[EXERCISE AIM]:
Leaving the pictures aside, write out the whole listing below exactly.

↓↓↓

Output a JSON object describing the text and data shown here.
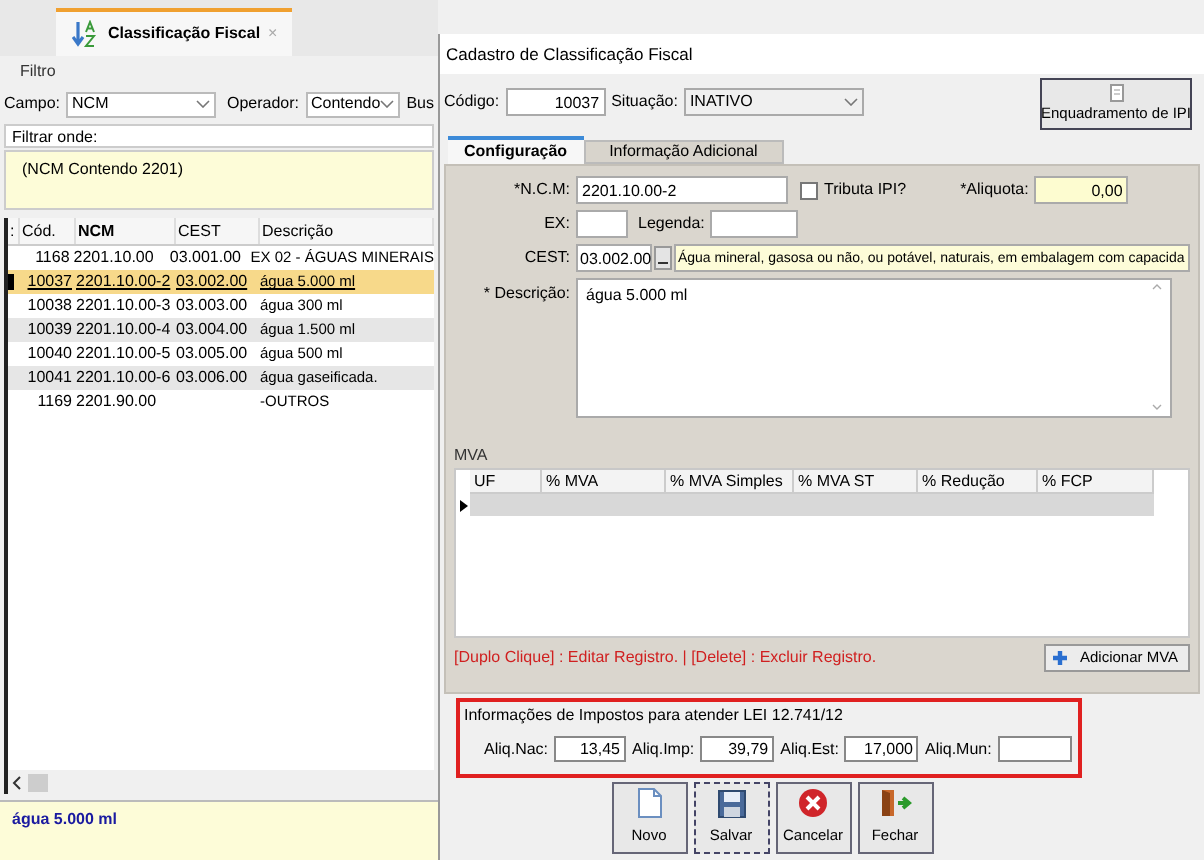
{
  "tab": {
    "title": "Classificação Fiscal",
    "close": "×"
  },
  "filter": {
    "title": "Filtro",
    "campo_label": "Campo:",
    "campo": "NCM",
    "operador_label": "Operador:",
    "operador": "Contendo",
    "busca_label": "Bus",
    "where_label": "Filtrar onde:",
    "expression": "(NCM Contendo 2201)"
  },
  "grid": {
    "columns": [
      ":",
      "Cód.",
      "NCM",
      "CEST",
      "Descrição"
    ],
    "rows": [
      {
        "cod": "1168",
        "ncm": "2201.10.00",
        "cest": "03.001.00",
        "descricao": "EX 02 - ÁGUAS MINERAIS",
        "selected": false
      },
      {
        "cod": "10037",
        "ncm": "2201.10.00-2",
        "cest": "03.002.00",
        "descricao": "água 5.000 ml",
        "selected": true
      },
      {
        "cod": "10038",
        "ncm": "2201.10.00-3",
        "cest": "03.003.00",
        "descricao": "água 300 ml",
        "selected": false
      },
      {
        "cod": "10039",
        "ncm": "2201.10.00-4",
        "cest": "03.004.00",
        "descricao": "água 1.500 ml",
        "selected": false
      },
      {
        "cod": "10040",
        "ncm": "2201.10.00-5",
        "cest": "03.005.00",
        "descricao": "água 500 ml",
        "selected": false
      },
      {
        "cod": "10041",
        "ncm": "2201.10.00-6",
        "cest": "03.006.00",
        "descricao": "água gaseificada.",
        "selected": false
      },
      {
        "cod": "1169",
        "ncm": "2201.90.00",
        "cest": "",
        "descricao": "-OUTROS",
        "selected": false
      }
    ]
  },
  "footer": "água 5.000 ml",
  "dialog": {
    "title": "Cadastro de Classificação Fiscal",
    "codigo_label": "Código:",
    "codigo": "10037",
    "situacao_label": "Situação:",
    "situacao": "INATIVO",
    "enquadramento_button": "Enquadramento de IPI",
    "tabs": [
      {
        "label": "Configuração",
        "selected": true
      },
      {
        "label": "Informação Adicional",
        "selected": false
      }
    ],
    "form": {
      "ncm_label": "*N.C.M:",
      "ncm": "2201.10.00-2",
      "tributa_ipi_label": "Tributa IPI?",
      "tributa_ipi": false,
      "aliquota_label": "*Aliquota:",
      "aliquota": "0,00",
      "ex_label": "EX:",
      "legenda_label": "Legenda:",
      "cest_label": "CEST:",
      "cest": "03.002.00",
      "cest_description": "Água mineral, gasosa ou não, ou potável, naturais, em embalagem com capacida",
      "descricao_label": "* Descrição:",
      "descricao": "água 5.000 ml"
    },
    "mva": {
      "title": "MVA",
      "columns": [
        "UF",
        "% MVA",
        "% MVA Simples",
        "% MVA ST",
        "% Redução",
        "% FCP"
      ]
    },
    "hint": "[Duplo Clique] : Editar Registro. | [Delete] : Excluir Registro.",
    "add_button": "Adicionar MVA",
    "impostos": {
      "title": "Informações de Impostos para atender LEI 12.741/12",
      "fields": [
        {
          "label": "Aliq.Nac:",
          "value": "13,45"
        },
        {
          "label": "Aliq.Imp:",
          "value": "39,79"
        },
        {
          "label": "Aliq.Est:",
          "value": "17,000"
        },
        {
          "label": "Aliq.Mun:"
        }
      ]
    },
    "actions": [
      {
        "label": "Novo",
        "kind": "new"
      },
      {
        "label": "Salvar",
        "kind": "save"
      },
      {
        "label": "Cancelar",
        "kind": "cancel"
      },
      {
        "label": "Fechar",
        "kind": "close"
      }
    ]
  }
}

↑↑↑

[RESULT OF THE TASK]:
Output a JSON object describing the text and data shown here.
{
  "tab": {
    "title": "Classificação Fiscal",
    "close": "×"
  },
  "filter": {
    "title": "Filtro",
    "campo_label": "Campo:",
    "campo": "NCM",
    "operador_label": "Operador:",
    "operador": "Contendo",
    "busca_label": "Bus",
    "where_label": "Filtrar onde:",
    "expression": "(NCM Contendo 2201)"
  },
  "grid": {
    "columns": [
      ":",
      "Cód.",
      "NCM",
      "CEST",
      "Descrição"
    ],
    "rows": [
      {
        "cod": "1168",
        "ncm": "2201.10.00",
        "cest": "03.001.00",
        "descricao": "EX 02 - ÁGUAS MINERAIS",
        "selected": false
      },
      {
        "cod": "10037",
        "ncm": "2201.10.00-2",
        "cest": "03.002.00",
        "descricao": "água 5.000 ml",
        "selected": true
      },
      {
        "cod": "10038",
        "ncm": "2201.10.00-3",
        "cest": "03.003.00",
        "descricao": "água 300 ml",
        "selected": false
      },
      {
        "cod": "10039",
        "ncm": "2201.10.00-4",
        "cest": "03.004.00",
        "descricao": "água 1.500 ml",
        "selected": false
      },
      {
        "cod": "10040",
        "ncm": "2201.10.00-5",
        "cest": "03.005.00",
        "descricao": "água 500 ml",
        "selected": false
      },
      {
        "cod": "10041",
        "ncm": "2201.10.00-6",
        "cest": "03.006.00",
        "descricao": "água gaseificada.",
        "selected": false
      },
      {
        "cod": "1169",
        "ncm": "2201.90.00",
        "cest": "",
        "descricao": "-OUTROS",
        "selected": false
      }
    ]
  },
  "footer": "água 5.000 ml",
  "dialog": {
    "title": "Cadastro de Classificação Fiscal",
    "codigo_label": "Código:",
    "codigo": "10037",
    "situacao_label": "Situação:",
    "situacao": "INATIVO",
    "enquadramento_button": "Enquadramento de IPI",
    "tabs": [
      {
        "label": "Configuração",
        "selected": true
      },
      {
        "label": "Informação Adicional",
        "selected": false
      }
    ],
    "form": {
      "ncm_label": "*N.C.M:",
      "ncm": "2201.10.00-2",
      "tributa_ipi_label": "Tributa IPI?",
      "tributa_ipi": false,
      "aliquota_label": "*Aliquota:",
      "aliquota": "0,00",
      "ex_label": "EX:",
      "legenda_label": "Legenda:",
      "cest_label": "CEST:",
      "cest": "03.002.00",
      "cest_description": "Água mineral, gasosa ou não, ou potável, naturais, em embalagem com capacida",
      "descricao_label": "* Descrição:",
      "descricao": "água 5.000 ml"
    },
    "mva": {
      "title": "MVA",
      "columns": [
        "UF",
        "% MVA",
        "% MVA Simples",
        "% MVA ST",
        "% Redução",
        "% FCP"
      ]
    },
    "hint": "[Duplo Clique] : Editar Registro. | [Delete] : Excluir Registro.",
    "add_button": "Adicionar MVA",
    "impostos": {
      "title": "Informações de Impostos para atender LEI 12.741/12",
      "fields": [
        {
          "label": "Aliq.Nac:",
          "value": "13,45"
        },
        {
          "label": "Aliq.Imp:",
          "value": "39,79"
        },
        {
          "label": "Aliq.Est:",
          "value": "17,000"
        },
        {
          "label": "Aliq.Mun:"
        }
      ]
    },
    "actions": [
      {
        "label": "Novo",
        "kind": "new"
      },
      {
        "label": "Salvar",
        "kind": "save"
      },
      {
        "label": "Cancelar",
        "kind": "cancel"
      },
      {
        "label": "Fechar",
        "kind": "close"
      }
    ]
  }
}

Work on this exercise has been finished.